Is money and/or a dedicated technology coach enough to infuse technology into a school’s curriculum? Both elements are important, but, as this chapter concludes, other factors also need to be present if technology is to become an integral part of the teaching and learning taking place in a school.

Johnson (2003) believes that when teachers have computers “wonderful, creative things can happen.” (p.7). While that may be true for some teachers, not everyone sees technology in the same way. Ansburg, Caruso, and Kuhlenschmidt (2004) suggest that teachers approach technology in instruction in one of four ways: excitement, consideration, interest for student’s benefit, or rejection. Even for those who approach technology with excitement, other factors can affect its usefulness.

Russell, Bebell, O’Dwyer, & O’Connor’s 2003 study suggests that teachers use computers several times a week to prepare lessons, but they are only used a couple of times a year for class instruction. This may be a result of teacher attitudes. Studies indicate that the teachers most willing to adapt and try new technologies are those who are most willing to reflect on their teaching and their beliefs about teaching and learning (Clark & Peterson, 1986). A study by Honey and Moeller (1990) indicated that teachers with a student-centered philosophy toward teaching were more successful in integrating technology.
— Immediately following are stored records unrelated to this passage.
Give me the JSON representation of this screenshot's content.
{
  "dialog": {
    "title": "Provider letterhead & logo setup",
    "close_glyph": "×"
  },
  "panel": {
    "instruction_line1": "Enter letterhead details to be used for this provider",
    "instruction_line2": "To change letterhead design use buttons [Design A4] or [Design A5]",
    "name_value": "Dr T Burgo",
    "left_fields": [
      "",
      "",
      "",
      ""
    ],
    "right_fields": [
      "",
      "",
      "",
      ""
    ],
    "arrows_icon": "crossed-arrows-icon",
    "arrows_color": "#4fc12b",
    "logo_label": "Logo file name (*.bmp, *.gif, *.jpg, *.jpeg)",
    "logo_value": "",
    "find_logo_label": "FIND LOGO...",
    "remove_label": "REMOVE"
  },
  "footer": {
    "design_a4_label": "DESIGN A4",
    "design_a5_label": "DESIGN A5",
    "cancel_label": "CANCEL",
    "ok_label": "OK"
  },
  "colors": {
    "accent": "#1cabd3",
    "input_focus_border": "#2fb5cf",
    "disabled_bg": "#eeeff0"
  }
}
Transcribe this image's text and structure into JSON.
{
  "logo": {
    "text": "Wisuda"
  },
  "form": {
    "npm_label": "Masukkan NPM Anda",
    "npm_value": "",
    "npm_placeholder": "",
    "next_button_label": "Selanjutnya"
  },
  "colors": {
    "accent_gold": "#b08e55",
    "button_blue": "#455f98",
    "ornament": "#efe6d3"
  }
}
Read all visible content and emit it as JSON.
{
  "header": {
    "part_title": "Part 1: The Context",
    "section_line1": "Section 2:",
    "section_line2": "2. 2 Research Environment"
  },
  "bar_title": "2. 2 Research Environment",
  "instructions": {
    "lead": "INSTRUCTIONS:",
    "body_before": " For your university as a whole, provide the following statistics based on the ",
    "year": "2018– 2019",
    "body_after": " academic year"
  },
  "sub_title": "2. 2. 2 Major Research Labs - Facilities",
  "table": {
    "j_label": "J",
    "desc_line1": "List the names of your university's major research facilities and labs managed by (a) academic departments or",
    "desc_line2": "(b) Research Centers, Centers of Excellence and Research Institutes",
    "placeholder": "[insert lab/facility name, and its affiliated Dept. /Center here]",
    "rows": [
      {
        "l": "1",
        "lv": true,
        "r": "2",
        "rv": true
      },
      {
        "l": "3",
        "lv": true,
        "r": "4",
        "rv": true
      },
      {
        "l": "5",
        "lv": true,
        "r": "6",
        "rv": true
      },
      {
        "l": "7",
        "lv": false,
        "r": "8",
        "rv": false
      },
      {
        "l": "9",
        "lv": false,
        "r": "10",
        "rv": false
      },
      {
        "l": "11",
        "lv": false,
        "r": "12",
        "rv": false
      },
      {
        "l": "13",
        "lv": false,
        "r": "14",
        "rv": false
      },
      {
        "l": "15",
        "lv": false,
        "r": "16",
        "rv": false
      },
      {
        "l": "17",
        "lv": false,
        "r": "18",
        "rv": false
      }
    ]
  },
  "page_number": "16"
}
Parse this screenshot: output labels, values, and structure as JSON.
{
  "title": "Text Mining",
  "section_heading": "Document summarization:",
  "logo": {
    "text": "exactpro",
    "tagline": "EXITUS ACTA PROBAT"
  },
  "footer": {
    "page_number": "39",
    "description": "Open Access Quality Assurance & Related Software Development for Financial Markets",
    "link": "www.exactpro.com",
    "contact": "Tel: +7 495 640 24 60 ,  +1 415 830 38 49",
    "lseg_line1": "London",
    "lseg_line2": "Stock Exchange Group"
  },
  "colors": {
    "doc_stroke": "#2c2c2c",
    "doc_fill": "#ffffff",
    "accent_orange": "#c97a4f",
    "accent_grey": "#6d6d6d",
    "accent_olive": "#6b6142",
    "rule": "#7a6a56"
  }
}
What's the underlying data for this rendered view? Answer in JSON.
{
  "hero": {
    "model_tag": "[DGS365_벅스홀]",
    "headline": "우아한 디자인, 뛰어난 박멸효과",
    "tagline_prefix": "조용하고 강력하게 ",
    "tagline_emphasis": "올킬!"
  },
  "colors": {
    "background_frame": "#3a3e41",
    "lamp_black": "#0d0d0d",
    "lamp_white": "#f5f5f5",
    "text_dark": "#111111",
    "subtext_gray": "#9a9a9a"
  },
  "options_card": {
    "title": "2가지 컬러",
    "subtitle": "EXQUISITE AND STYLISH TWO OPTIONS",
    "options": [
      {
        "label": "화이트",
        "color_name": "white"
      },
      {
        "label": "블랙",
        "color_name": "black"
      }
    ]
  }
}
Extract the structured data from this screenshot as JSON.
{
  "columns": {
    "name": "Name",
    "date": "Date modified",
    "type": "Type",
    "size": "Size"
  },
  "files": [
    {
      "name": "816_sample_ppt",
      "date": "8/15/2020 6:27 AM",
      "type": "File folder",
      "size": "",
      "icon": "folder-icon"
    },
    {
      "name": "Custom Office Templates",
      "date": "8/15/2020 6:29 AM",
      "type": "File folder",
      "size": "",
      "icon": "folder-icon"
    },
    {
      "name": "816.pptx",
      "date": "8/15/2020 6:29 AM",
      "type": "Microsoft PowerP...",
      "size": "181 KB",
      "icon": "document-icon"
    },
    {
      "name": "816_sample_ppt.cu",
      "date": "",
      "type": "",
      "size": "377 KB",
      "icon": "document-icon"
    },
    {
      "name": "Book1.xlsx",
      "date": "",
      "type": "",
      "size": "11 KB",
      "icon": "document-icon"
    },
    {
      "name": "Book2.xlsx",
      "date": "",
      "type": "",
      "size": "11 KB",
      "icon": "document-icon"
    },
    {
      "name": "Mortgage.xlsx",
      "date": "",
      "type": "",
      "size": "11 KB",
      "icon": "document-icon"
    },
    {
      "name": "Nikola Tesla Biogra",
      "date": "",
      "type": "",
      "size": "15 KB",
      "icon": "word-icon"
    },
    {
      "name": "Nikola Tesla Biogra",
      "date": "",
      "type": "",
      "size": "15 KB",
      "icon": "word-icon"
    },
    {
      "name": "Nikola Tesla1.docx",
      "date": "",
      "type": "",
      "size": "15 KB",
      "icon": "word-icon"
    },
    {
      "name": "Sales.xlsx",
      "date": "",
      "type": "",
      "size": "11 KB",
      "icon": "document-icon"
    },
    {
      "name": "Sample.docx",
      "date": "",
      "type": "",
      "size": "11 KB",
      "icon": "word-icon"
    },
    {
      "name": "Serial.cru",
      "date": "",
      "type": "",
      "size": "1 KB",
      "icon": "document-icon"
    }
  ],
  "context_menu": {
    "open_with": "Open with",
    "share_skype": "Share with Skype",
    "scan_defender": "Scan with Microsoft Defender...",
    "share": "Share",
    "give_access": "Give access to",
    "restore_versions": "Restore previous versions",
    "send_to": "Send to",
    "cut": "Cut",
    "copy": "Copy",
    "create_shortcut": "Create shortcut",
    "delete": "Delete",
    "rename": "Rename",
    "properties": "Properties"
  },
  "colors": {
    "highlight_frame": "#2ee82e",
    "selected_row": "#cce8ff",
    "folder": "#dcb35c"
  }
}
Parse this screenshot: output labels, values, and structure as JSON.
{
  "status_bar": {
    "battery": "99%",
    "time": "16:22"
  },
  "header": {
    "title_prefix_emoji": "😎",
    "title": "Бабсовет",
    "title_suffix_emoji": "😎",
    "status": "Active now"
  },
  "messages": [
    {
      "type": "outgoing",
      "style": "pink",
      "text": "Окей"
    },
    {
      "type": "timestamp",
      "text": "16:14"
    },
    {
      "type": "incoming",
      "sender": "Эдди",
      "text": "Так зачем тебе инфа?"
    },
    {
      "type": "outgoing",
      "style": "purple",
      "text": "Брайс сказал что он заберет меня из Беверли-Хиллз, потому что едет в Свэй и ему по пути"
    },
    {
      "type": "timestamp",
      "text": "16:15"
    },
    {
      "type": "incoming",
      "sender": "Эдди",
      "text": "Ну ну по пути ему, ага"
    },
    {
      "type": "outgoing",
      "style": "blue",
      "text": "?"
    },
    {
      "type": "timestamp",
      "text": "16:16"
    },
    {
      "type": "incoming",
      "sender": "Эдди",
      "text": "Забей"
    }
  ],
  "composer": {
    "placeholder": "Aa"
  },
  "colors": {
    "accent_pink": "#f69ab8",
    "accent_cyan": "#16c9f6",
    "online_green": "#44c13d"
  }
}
Ullman (2005) found that many teachers view being asked to change their methods by incorporating technology as a criticism of their teaching. Several studies of teacher attitudes (MacArthur and Malouf, 1991; Marcinkiewicz, 1994; Albion, 1999) found that teachers’ attitudes such as self-confidence and willingness to try new things were key factors in technology integration.

Another requirement for the use of new technology to be effective is adequate training. Ausubel et al. (1978) argues that instruction should help the learner link what he/she already knows to the new knowledge. However, research (Rosenfeld, Martinez-Pons, 2005; Clouse & Alexander, 1998) indicates that most technology training for teachers fails to do this. The training usually consists of a one-time training session with no follow-up and no discussion of integration.

In addition to teacher attitude and appropriate training, support and leadership are necessary if technology use is to become an integral part of the classroom. Studies (Szabo, 2002; Hardy, 1998) indicate that a lack of ongoing support; ignorance of school needs; and poor leadership, knowledge and support will adversely affect the continued use of technology.


Components For Successful Technology Integration

Successfully incorporating technology into the curriculum requires more than the good intentions of a few teachers. Robyler (2006) points out that effective technology integration requires four components: a shared vision, the financing necessary to make that vision a reality, well-trained teachers, and the ability to stay current and flexible. This chapter examines these four components in a specific school that received a three-year, $300,000 technology grant.

Complete Chapter List

Search this Book: